> What to work on
The answer must consist of each line of the records below that contains the string "Buffer".

> Data shown
^^^^^^^^

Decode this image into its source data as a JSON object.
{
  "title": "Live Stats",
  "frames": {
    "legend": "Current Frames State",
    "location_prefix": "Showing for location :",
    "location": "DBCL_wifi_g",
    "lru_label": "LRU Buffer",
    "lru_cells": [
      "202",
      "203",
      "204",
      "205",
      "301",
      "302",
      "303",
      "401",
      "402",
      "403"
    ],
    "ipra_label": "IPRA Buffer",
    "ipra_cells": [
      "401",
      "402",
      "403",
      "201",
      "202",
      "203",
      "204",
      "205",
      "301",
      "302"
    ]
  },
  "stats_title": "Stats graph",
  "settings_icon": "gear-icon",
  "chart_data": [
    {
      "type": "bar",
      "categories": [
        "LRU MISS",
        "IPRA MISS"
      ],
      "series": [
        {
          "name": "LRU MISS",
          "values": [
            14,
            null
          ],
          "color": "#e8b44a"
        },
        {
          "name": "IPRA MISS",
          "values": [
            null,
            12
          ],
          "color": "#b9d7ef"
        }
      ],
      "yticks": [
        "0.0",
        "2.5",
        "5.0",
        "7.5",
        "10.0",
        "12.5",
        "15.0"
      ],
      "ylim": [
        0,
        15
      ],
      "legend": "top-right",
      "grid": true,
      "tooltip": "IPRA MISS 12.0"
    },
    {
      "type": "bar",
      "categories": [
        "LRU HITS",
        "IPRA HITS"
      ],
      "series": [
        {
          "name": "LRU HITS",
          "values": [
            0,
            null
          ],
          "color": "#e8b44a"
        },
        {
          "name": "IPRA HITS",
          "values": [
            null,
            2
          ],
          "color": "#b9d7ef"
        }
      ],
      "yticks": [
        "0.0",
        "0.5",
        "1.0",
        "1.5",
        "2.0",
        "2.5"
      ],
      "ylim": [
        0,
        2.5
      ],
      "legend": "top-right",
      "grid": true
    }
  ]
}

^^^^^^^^

> Answer section
    "lru_label": "LRU Buffer",
    "ipra_label": "IPRA Buffer",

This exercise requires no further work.